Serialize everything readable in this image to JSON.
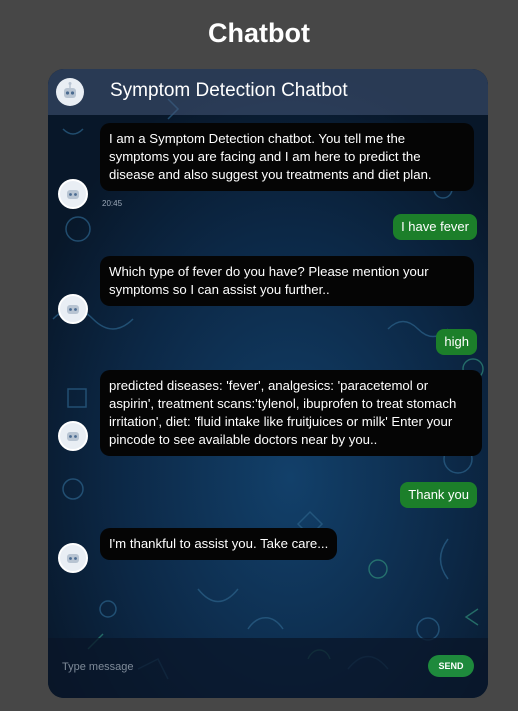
{
  "page": {
    "title": "Chatbot"
  },
  "chat": {
    "header_title": "Symptom Detection Chatbot",
    "messages": [
      {
        "sender": "bot",
        "text": "I am a Symptom Detection chatbot. You tell me the symptoms you are facing and I am here to predict the disease and also suggest you treatments and diet plan.",
        "time": "20:45"
      },
      {
        "sender": "user",
        "text": "I have fever"
      },
      {
        "sender": "bot",
        "text": "Which type of fever do you have? Please mention your symptoms so I can assist you further.."
      },
      {
        "sender": "user",
        "text": "high"
      },
      {
        "sender": "bot",
        "text": "predicted diseases: 'fever', analgesics: 'paracetemol or aspirin', treatment scans:'tylenol, ibuprofen to treat stomach irritation', diet: 'fluid intake like fruitjuices or milk' Enter your pincode to see available doctors near by you.."
      },
      {
        "sender": "user",
        "text": "Thank you"
      },
      {
        "sender": "bot",
        "text": "I'm thankful to assist you. Take care..."
      }
    ]
  },
  "input": {
    "placeholder": "Type message",
    "send_label": "SEND"
  },
  "icons": {
    "avatar": "robot-avatar-icon"
  },
  "colors": {
    "background": "#474747",
    "chat_bg": "#0b1f35",
    "user_bubble": "#1c7f2a",
    "bot_bubble": "#050505",
    "send_button": "#1e8a3c"
  }
}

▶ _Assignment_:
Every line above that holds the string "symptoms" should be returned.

▶ _Reply to the task_:
        "text": "I am a Symptom Detection chatbot. You tell me the symptoms you are facing and I am here to predict the disease and also suggest you treatments and diet plan.",
        "text": "Which type of fever do you have? Please mention your symptoms so I can assist you further.."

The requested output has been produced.